BEGIN Data
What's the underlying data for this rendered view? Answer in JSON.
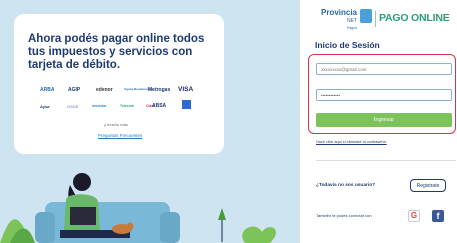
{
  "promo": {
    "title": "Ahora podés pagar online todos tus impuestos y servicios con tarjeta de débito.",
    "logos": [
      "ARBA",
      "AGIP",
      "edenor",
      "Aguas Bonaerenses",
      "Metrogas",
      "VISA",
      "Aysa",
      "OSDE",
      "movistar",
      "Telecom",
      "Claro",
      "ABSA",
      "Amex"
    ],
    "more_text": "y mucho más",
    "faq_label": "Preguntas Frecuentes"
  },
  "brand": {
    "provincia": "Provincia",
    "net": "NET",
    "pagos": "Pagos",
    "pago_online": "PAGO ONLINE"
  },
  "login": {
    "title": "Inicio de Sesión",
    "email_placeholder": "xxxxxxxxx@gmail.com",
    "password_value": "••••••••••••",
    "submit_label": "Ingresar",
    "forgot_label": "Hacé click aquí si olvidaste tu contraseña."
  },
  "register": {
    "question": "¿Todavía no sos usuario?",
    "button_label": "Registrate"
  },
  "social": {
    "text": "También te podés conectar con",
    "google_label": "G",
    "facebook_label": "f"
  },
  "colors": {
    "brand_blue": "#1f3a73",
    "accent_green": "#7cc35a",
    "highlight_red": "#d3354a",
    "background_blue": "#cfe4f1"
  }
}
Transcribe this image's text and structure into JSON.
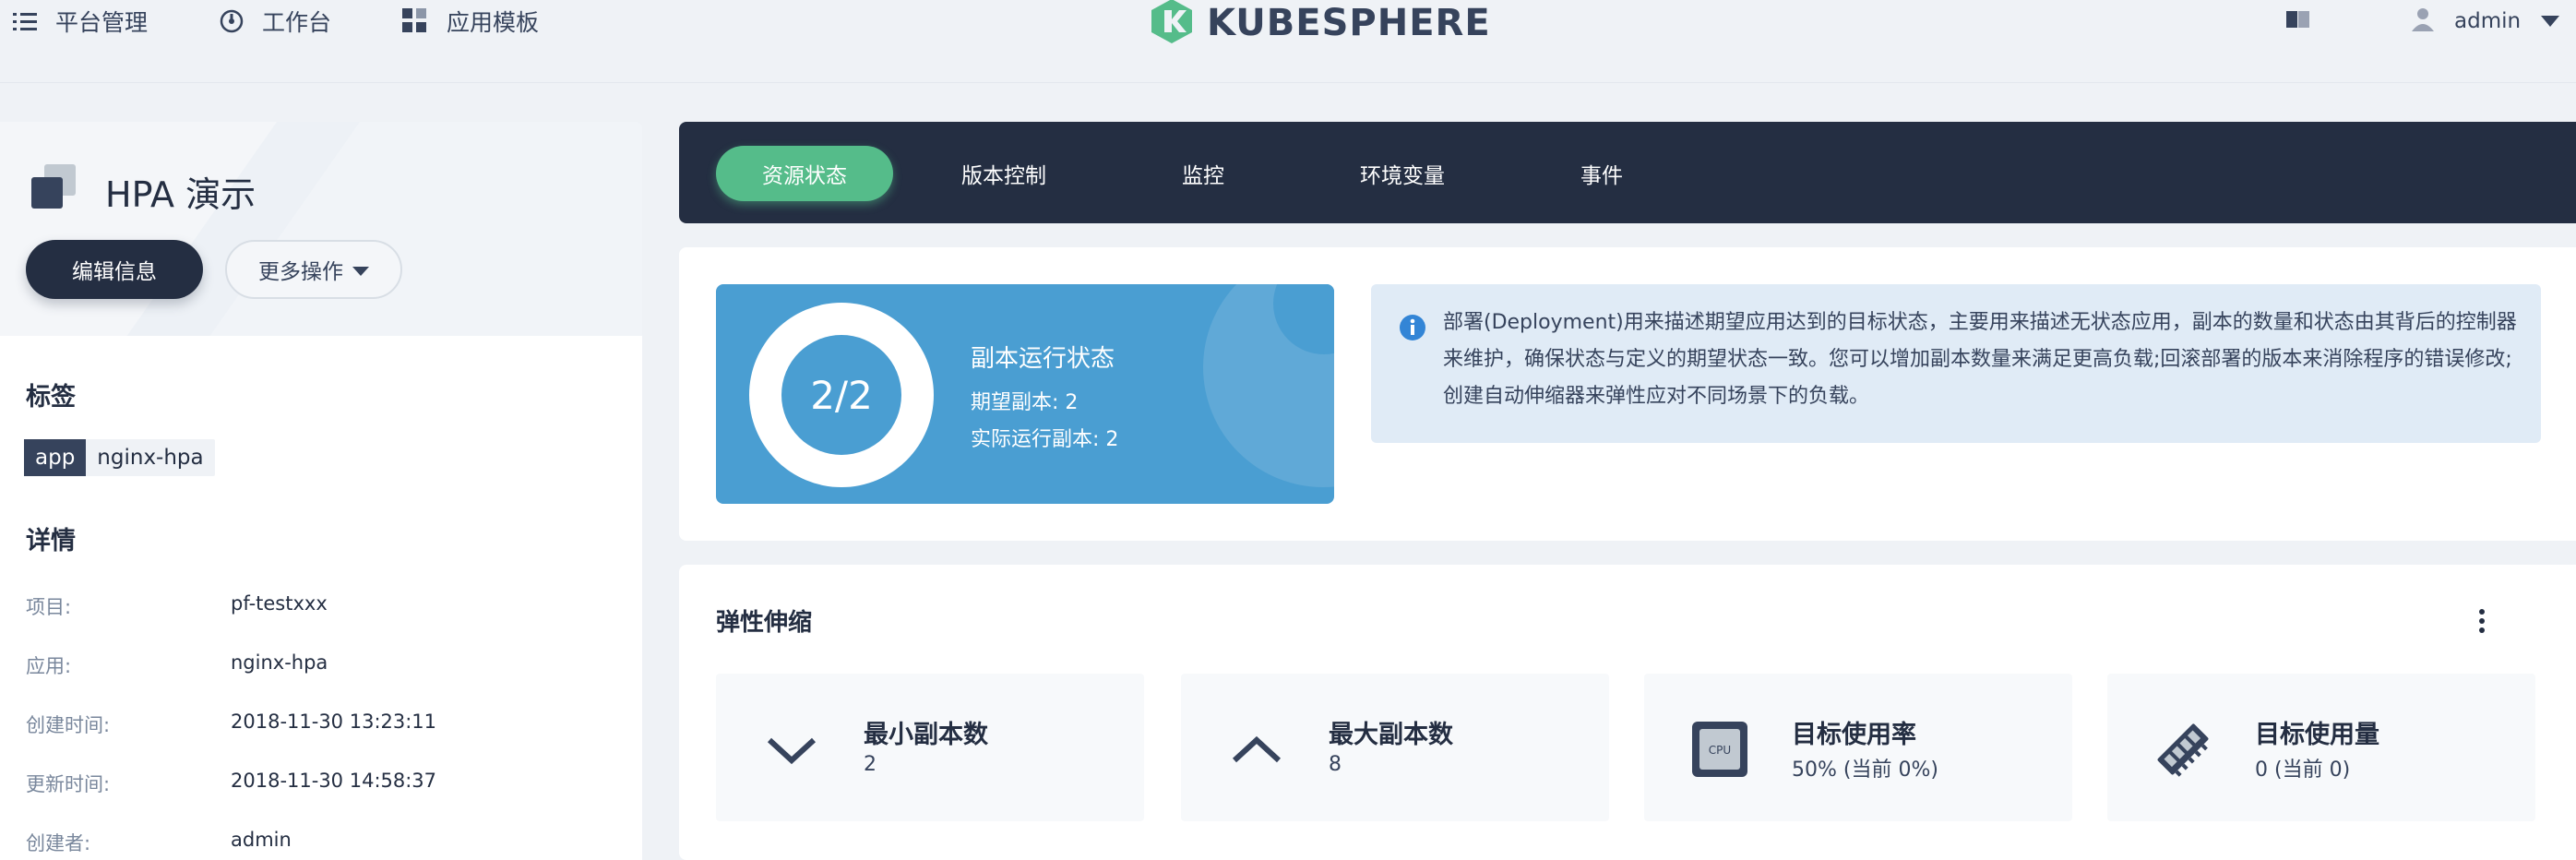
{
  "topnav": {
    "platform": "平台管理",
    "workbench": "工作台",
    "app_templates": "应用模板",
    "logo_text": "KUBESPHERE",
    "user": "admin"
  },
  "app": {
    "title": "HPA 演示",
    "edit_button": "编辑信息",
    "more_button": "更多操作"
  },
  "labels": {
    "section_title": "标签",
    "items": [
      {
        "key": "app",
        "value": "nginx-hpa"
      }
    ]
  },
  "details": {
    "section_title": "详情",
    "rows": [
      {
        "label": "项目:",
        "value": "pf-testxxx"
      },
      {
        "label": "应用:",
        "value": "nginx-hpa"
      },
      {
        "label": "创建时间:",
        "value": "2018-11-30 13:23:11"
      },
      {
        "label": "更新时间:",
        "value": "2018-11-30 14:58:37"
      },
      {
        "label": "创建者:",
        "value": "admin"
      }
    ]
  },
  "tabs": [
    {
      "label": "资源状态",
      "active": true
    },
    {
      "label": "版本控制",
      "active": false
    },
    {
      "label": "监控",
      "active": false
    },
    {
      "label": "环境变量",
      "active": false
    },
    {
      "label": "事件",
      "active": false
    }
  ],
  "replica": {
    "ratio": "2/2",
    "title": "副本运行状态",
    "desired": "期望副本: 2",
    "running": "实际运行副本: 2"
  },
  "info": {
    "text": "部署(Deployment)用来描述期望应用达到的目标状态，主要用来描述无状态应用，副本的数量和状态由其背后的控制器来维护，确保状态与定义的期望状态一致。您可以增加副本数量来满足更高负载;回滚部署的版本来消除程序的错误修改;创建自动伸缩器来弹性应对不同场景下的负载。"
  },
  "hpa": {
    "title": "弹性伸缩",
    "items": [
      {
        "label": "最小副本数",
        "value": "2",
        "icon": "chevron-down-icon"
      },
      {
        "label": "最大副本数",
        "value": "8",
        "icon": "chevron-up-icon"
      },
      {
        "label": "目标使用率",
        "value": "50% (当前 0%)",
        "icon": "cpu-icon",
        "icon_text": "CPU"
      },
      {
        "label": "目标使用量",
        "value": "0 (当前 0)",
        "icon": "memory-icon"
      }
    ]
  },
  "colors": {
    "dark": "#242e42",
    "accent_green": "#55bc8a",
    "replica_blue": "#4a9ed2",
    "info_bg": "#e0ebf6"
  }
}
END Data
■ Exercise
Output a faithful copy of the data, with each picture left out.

■ Solution to the problem
What's the underlying data for this rendered view? Answer in JSON.
{
  "promo": {
    "title": "Ahora podés pagar online todos tus impuestos y servicios con tarjeta de débito.",
    "logos": [
      "ARBA",
      "AGIP",
      "edenor",
      "Aguas Bonaerenses",
      "Metrogas",
      "VISA",
      "Aysa",
      "OSDE",
      "movistar",
      "Telecom",
      "Claro",
      "ABSA",
      "Amex"
    ],
    "more_text": "y mucho más",
    "faq_label": "Preguntas Frecuentes"
  },
  "brand": {
    "provincia": "Provincia",
    "net": "NET",
    "pagos": "Pagos",
    "pago_online": "PAGO ONLINE"
  },
  "login": {
    "title": "Inicio de Sesión",
    "email_placeholder": "xxxxxxxxx@gmail.com",
    "password_value": "••••••••••••",
    "submit_label": "Ingresar",
    "forgot_label": "Hacé click aquí si olvidaste tu contraseña."
  },
  "register": {
    "question": "¿Todavía no sos usuario?",
    "button_label": "Registrate"
  },
  "social": {
    "text": "También te podés conectar con",
    "google_label": "G",
    "facebook_label": "f"
  },
  "colors": {
    "brand_blue": "#1f3a73",
    "accent_green": "#7cc35a",
    "highlight_red": "#d3354a",
    "background_blue": "#cfe4f1"
  }
}
Transcribe this image's text and structure into JSON.
{
  "topnav": {
    "platform": "平台管理",
    "workbench": "工作台",
    "app_templates": "应用模板",
    "logo_text": "KUBESPHERE",
    "user": "admin"
  },
  "app": {
    "title": "HPA 演示",
    "edit_button": "编辑信息",
    "more_button": "更多操作"
  },
  "labels": {
    "section_title": "标签",
    "items": [
      {
        "key": "app",
        "value": "nginx-hpa"
      }
    ]
  },
  "details": {
    "section_title": "详情",
    "rows": [
      {
        "label": "项目:",
        "value": "pf-testxxx"
      },
      {
        "label": "应用:",
        "value": "nginx-hpa"
      },
      {
        "label": "创建时间:",
        "value": "2018-11-30 13:23:11"
      },
      {
        "label": "更新时间:",
        "value": "2018-11-30 14:58:37"
      },
      {
        "label": "创建者:",
        "value": "admin"
      }
    ]
  },
  "tabs": [
    {
      "label": "资源状态",
      "active": true
    },
    {
      "label": "版本控制",
      "active": false
    },
    {
      "label": "监控",
      "active": false
    },
    {
      "label": "环境变量",
      "active": false
    },
    {
      "label": "事件",
      "active": false
    }
  ],
  "replica": {
    "ratio": "2/2",
    "title": "副本运行状态",
    "desired": "期望副本: 2",
    "running": "实际运行副本: 2"
  },
  "info": {
    "text": "部署(Deployment)用来描述期望应用达到的目标状态，主要用来描述无状态应用，副本的数量和状态由其背后的控制器来维护，确保状态与定义的期望状态一致。您可以增加副本数量来满足更高负载;回滚部署的版本来消除程序的错误修改;创建自动伸缩器来弹性应对不同场景下的负载。"
  },
  "hpa": {
    "title": "弹性伸缩",
    "items": [
      {
        "label": "最小副本数",
        "value": "2",
        "icon": "chevron-down-icon"
      },
      {
        "label": "最大副本数",
        "value": "8",
        "icon": "chevron-up-icon"
      },
      {
        "label": "目标使用率",
        "value": "50% (当前 0%)",
        "icon": "cpu-icon",
        "icon_text": "CPU"
      },
      {
        "label": "目标使用量",
        "value": "0 (当前 0)",
        "icon": "memory-icon"
      }
    ]
  },
  "colors": {
    "dark": "#242e42",
    "accent_green": "#55bc8a",
    "replica_blue": "#4a9ed2",
    "info_bg": "#e0ebf6"
  }
}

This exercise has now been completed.